Having pinafores will help, then--she can easily lift that layer, and enjoy it to her heart's content. :) A vegetable ivory rattle might also be fun... pleasant and cool in the mouth, easy to grip. And if you can site yourself in a somewhat high-traffic area, she will probably enjoy watching people.

For many toys, I like http://www.vintagevolumes.com . They have some good ready-mades as well as books on how to make various things.

Does she enjoy music? Adding period songs to your repetoire of things to sing and amuse her would be nifty for her, and for those who overhear you. If I recall correctly, The Girl's Own Book (Vintage Volumes carries it) has clapping games she might enjoy, if she can stand having you help her clap (an autistic friend of the family doesn't care for it at all, but likes to play "clapping games" by watching the other person clap).

Linda Trent
04-19-2007, 11:34 AM
You may also want to contact Abby Walker. While her children, that she's brought to events, aren't wheelchair bound, she does have various children with disabilities including Downs' Syndrome and autism. She's in the midst of a move, but you may be able to contact her via email or phone.

Contact me privately at lindatrent@zoomnet.net and I'll give you her contact information.

Linda.

Joanna
04-20-2007, 12:02 AM
Kathleen - I have an autistic son who will be 5 and while our circumstances are different, I can tell you that I have gotten nothing but support from folks in this community with both suggestions and reassurances.
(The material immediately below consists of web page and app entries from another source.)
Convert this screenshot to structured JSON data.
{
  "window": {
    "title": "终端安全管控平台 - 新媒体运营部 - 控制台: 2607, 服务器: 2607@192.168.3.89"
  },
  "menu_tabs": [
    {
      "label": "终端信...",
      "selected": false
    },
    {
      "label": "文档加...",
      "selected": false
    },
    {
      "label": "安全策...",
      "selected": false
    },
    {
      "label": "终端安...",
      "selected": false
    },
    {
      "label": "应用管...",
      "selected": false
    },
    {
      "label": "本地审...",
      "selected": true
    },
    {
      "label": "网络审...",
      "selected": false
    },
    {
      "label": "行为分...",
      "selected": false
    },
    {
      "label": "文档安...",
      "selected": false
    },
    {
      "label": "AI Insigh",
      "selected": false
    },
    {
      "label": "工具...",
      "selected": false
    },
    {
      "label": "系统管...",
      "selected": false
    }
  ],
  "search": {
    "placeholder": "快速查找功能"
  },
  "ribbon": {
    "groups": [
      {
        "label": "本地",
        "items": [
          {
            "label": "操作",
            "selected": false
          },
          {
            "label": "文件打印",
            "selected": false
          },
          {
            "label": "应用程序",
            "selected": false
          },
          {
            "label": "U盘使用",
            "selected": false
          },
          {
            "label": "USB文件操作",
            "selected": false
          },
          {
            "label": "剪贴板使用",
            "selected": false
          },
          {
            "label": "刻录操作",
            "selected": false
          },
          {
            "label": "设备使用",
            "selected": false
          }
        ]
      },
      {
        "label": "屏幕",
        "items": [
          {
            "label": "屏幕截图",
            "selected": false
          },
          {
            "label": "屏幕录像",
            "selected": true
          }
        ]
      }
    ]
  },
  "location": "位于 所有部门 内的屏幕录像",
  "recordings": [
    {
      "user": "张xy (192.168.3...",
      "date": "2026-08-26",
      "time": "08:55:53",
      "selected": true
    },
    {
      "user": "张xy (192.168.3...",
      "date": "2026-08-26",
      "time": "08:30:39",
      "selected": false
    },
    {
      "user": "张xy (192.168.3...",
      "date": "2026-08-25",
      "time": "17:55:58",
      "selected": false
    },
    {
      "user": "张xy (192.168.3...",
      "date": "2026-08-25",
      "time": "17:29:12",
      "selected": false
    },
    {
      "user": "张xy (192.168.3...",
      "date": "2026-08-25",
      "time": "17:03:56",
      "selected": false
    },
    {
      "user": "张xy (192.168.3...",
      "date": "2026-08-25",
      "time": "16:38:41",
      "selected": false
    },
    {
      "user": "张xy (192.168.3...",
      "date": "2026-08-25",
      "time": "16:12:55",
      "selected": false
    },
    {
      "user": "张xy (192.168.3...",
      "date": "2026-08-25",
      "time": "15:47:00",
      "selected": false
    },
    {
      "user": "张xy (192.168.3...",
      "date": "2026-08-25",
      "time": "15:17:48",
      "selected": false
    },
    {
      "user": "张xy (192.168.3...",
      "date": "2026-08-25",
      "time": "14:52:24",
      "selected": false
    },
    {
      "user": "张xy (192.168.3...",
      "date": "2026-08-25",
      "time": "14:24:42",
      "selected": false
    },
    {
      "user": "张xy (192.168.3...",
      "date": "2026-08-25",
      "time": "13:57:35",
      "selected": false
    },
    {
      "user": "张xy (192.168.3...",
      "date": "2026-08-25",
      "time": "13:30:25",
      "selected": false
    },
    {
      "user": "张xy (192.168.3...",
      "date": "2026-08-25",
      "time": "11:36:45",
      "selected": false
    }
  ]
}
I posted a question on the AC in March about my concerns with scripting, non-period play, the need to be with him all the time and less able to share cooking and demo duties:
http://www.authentic-campaigner.com/forum/showthread.php?t=9866 and got a lot of good responses.

Abby Walker did contact me and while I don't feel free to give out her address as I don't know her personally, I'm confident Linda Trent will be able to put you in touch.

I'll send you a PM with my email address - please feel free to contact me any time.

Joanna Bigler-Jones